• [Goal of the exercise]
Type each record below again, with the same words.

*** Opening Task data ***

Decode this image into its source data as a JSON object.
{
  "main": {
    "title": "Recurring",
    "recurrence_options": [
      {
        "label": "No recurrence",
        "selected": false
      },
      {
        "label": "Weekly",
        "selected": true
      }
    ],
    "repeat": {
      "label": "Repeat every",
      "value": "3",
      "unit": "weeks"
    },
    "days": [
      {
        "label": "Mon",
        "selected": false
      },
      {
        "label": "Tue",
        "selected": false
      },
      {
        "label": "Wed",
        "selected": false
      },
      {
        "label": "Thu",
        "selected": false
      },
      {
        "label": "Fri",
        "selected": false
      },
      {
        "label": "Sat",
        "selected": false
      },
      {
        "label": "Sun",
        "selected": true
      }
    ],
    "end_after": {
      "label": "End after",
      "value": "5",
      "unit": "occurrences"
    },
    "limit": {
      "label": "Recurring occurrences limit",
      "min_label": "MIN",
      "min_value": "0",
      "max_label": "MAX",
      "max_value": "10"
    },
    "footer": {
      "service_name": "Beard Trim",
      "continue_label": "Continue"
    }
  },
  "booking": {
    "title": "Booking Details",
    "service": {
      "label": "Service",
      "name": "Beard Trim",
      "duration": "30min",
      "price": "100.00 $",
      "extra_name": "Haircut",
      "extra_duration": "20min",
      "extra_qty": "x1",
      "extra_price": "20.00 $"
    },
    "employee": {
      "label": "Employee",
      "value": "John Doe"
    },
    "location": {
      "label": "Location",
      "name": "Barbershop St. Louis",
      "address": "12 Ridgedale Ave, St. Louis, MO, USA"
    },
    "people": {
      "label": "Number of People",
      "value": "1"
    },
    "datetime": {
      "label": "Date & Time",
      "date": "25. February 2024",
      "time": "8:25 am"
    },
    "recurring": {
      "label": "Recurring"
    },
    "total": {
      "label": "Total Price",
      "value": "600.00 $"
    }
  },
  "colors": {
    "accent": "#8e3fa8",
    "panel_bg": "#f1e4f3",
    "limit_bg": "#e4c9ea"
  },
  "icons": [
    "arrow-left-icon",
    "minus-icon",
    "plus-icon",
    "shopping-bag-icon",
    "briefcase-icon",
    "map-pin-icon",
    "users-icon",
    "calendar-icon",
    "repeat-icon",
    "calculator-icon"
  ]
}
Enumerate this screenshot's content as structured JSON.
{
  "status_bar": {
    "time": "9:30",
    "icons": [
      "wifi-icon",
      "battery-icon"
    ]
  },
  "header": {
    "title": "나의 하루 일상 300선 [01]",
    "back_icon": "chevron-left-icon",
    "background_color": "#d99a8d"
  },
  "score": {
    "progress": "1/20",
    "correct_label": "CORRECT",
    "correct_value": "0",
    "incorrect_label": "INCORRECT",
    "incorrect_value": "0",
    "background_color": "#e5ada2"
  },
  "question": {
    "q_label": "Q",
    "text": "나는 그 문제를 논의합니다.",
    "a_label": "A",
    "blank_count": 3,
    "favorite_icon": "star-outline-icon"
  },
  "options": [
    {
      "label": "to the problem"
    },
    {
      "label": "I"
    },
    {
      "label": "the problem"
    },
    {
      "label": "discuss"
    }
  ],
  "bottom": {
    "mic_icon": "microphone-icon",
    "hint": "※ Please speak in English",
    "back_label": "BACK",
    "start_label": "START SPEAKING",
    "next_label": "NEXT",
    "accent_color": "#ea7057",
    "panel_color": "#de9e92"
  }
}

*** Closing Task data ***

• [Answer space]
Decode this image into its source data as a JSON object.
{
  "main": {
    "title": "Recurring",
    "recurrence_options": [
      {
        "label": "No recurrence",
        "selected": false
      },
      {
        "label": "Weekly",
        "selected": true
      }
    ],
    "repeat": {
      "label": "Repeat every",
      "value": "3",
      "unit": "weeks"
    },
    "days": [
      {
        "label": "Mon",
        "selected": false
      },
      {
        "label": "Tue",
        "selected": false
      },
      {
        "label": "Wed",
        "selected": false
      },
      {
        "label": "Thu",
        "selected": false
      },
      {
        "label": "Fri",
        "selected": false
      },
      {
        "label": "Sat",
        "selected": false
      },
      {
        "label": "Sun",
        "selected": true
      }
    ],
    "end_after": {
      "label": "End after",
      "value": "5",
      "unit": "occurrences"
    },
    "limit": {
      "label": "Recurring occurrences limit",
      "min_label": "MIN",
      "min_value": "0",
      "max_label": "MAX",
      "max_value": "10"
    },
    "footer": {
      "service_name": "Beard Trim",
      "continue_label": "Continue"
    }
  },
  "booking": {
    "title": "Booking Details",
    "service": {
      "label": "Service",
      "name": "Beard Trim",
      "duration": "30min",
      "price": "100.00 $",
      "extra_name": "Haircut",
      "extra_duration": "20min",
      "extra_qty": "x1",
      "extra_price": "20.00 $"
    },
    "employee": {
      "label": "Employee",
      "value": "John Doe"
    },
    "location": {
      "label": "Location",
      "name": "Barbershop St. Louis",
      "address": "12 Ridgedale Ave, St. Louis, MO, USA"
    },
    "people": {
      "label": "Number of People",
      "value": "1"
    },
    "datetime": {
      "label": "Date & Time",
      "date": "25. February 2024",
      "time": "8:25 am"
    },
    "recurring": {
      "label": "Recurring"
    },
    "total": {
      "label": "Total Price",
      "value": "600.00 $"
    }
  },
  "colors": {
    "accent": "#8e3fa8",
    "panel_bg": "#f1e4f3",
    "limit_bg": "#e4c9ea"
  },
  "icons": [
    "arrow-left-icon",
    "minus-icon",
    "plus-icon",
    "shopping-bag-icon",
    "briefcase-icon",
    "map-pin-icon",
    "users-icon",
    "calendar-icon",
    "repeat-icon",
    "calculator-icon"
  ]
}
Enumerate this screenshot's content as structured JSON.
{
  "status_bar": {
    "time": "9:30",
    "icons": [
      "wifi-icon",
      "battery-icon"
    ]
  },
  "header": {
    "title": "나의 하루 일상 300선 [01]",
    "back_icon": "chevron-left-icon",
    "background_color": "#d99a8d"
  },
  "score": {
    "progress": "1/20",
    "correct_label": "CORRECT",
    "correct_value": "0",
    "incorrect_label": "INCORRECT",
    "incorrect_value": "0",
    "background_color": "#e5ada2"
  },
  "question": {
    "q_label": "Q",
    "text": "나는 그 문제를 논의합니다.",
    "a_label": "A",
    "blank_count": 3,
    "favorite_icon": "star-outline-icon"
  },
  "options": [
    {
      "label": "to the problem"
    },
    {
      "label": "I"
    },
    {
      "label": "the problem"
    },
    {
      "label": "discuss"
    }
  ],
  "bottom": {
    "mic_icon": "microphone-icon",
    "hint": "※ Please speak in English",
    "back_label": "BACK",
    "start_label": "START SPEAKING",
    "next_label": "NEXT",
    "accent_color": "#ea7057",
    "panel_color": "#de9e92"
  }
}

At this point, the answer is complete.